Start of Block

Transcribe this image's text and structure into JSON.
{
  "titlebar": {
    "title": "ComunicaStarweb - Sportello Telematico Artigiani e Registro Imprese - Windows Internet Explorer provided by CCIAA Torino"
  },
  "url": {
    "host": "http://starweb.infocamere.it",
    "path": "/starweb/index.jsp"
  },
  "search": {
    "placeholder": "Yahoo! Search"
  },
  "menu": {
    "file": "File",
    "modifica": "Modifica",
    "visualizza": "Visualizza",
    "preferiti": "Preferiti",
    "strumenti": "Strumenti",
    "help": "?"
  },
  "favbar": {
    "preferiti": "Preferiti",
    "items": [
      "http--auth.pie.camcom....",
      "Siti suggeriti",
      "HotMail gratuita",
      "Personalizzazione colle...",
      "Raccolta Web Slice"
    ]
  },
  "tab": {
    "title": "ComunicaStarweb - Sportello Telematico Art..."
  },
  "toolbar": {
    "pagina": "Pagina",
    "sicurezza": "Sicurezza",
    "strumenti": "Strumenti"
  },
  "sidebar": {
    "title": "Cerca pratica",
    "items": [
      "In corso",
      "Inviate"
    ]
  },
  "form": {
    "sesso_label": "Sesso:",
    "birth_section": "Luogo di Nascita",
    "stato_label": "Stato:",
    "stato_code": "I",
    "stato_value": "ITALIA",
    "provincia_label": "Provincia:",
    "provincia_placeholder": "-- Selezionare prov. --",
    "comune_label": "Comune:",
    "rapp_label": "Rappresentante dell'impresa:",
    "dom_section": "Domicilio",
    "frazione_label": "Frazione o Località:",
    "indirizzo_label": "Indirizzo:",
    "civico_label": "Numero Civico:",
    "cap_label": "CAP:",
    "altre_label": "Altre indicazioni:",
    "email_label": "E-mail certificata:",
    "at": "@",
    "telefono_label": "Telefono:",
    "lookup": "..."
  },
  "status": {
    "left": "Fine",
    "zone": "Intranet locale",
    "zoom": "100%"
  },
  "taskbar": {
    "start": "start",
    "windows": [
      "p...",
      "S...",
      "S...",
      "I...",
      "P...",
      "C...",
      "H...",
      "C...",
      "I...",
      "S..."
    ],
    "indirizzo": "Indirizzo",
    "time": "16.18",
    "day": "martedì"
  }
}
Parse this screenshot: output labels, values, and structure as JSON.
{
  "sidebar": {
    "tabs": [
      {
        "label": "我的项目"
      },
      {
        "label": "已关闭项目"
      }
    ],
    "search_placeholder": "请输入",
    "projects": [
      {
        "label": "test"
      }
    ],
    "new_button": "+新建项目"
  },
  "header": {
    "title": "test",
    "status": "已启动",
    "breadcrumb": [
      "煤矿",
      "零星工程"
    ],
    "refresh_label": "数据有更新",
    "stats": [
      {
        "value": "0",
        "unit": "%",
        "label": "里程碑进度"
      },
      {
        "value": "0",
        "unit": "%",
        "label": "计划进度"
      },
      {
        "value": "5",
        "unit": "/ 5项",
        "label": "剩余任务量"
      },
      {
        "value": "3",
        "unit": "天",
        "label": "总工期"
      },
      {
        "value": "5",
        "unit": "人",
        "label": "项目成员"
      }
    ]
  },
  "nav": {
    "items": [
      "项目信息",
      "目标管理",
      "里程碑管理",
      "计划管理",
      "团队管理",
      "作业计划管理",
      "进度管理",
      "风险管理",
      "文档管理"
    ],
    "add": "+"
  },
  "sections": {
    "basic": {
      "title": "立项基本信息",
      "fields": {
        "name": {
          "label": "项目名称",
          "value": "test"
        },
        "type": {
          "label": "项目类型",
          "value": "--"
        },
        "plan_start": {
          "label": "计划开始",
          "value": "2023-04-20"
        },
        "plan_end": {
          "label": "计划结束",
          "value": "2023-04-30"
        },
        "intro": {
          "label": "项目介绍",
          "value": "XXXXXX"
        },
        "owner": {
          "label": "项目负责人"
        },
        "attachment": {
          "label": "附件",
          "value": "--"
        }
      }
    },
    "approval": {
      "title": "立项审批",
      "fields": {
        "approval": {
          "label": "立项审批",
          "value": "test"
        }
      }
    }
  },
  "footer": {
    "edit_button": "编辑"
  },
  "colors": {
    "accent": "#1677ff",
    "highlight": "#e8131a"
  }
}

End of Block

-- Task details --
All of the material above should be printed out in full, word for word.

-- Reply --
Transcribe this image's text and structure into JSON.
{
  "titlebar": {
    "title": "ComunicaStarweb - Sportello Telematico Artigiani e Registro Imprese - Windows Internet Explorer provided by CCIAA Torino"
  },
  "url": {
    "host": "http://starweb.infocamere.it",
    "path": "/starweb/index.jsp"
  },
  "search": {
    "placeholder": "Yahoo! Search"
  },
  "menu": {
    "file": "File",
    "modifica": "Modifica",
    "visualizza": "Visualizza",
    "preferiti": "Preferiti",
    "strumenti": "Strumenti",
    "help": "?"
  },
  "favbar": {
    "preferiti": "Preferiti",
    "items": [
      "http--auth.pie.camcom....",
      "Siti suggeriti",
      "HotMail gratuita",
      "Personalizzazione colle...",
      "Raccolta Web Slice"
    ]
  },
  "tab": {
    "title": "ComunicaStarweb - Sportello Telematico Art..."
  },
  "toolbar": {
    "pagina": "Pagina",
    "sicurezza": "Sicurezza",
    "strumenti": "Strumenti"
  },
  "sidebar": {
    "title": "Cerca pratica",
    "items": [
      "In corso",
      "Inviate"
    ]
  },
  "form": {
    "sesso_label": "Sesso:",
    "birth_section": "Luogo di Nascita",
    "stato_label": "Stato:",
    "stato_code": "I",
    "stato_value": "ITALIA",
    "provincia_label": "Provincia:",
    "provincia_placeholder": "-- Selezionare prov. --",
    "comune_label": "Comune:",
    "rapp_label": "Rappresentante dell'impresa:",
    "dom_section": "Domicilio",
    "frazione_label": "Frazione o Località:",
    "indirizzo_label": "Indirizzo:",
    "civico_label": "Numero Civico:",
    "cap_label": "CAP:",
    "altre_label": "Altre indicazioni:",
    "email_label": "E-mail certificata:",
    "at": "@",
    "telefono_label": "Telefono:",
    "lookup": "..."
  },
  "status": {
    "left": "Fine",
    "zone": "Intranet locale",
    "zoom": "100%"
  },
  "taskbar": {
    "start": "start",
    "windows": [
      "p...",
      "S...",
      "S...",
      "I...",
      "P...",
      "C...",
      "H...",
      "C...",
      "I...",
      "S..."
    ],
    "indirizzo": "Indirizzo",
    "time": "16.18",
    "day": "martedì"
  }
}
Parse this screenshot: output labels, values, and structure as JSON.
{
  "sidebar": {
    "tabs": [
      {
        "label": "我的项目"
      },
      {
        "label": "已关闭项目"
      }
    ],
    "search_placeholder": "请输入",
    "projects": [
      {
        "label": "test"
      }
    ],
    "new_button": "+新建项目"
  },
  "header": {
    "title": "test",
    "status": "已启动",
    "breadcrumb": [
      "煤矿",
      "零星工程"
    ],
    "refresh_label": "数据有更新",
    "stats": [
      {
        "value": "0",
        "unit": "%",
        "label": "里程碑进度"
      },
      {
        "value": "0",
        "unit": "%",
        "label": "计划进度"
      },
      {
        "value": "5",
        "unit": "/ 5项",
        "label": "剩余任务量"
      },
      {
        "value": "3",
        "unit": "天",
        "label": "总工期"
      },
      {
        "value": "5",
        "unit": "人",
        "label": "项目成员"
      }
    ]
  },
  "nav": {
    "items": [
      "项目信息",
      "目标管理",
      "里程碑管理",
      "计划管理",
      "团队管理",
      "作业计划管理",
      "进度管理",
      "风险管理",
      "文档管理"
    ],
    "add": "+"
  },
  "sections": {
    "basic": {
      "title": "立项基本信息",
      "fields": {
        "name": {
          "label": "项目名称",
          "value": "test"
        },
        "type": {
          "label": "项目类型",
          "value": "--"
        },
        "plan_start": {
          "label": "计划开始",
          "value": "2023-04-20"
        },
        "plan_end": {
          "label": "计划结束",
          "value": "2023-04-30"
        },
        "intro": {
          "label": "项目介绍",
          "value": "XXXXXX"
        },
        "owner": {
          "label": "项目负责人"
        },
        "attachment": {
          "label": "附件",
          "value": "--"
        }
      }
    },
    "approval": {
      "title": "立项审批",
      "fields": {
        "approval": {
          "label": "立项审批",
          "value": "test"
        }
      }
    }
  },
  "footer": {
    "edit_button": "编辑"
  },
  "colors": {
    "accent": "#1677ff",
    "highlight": "#e8131a"
  }
}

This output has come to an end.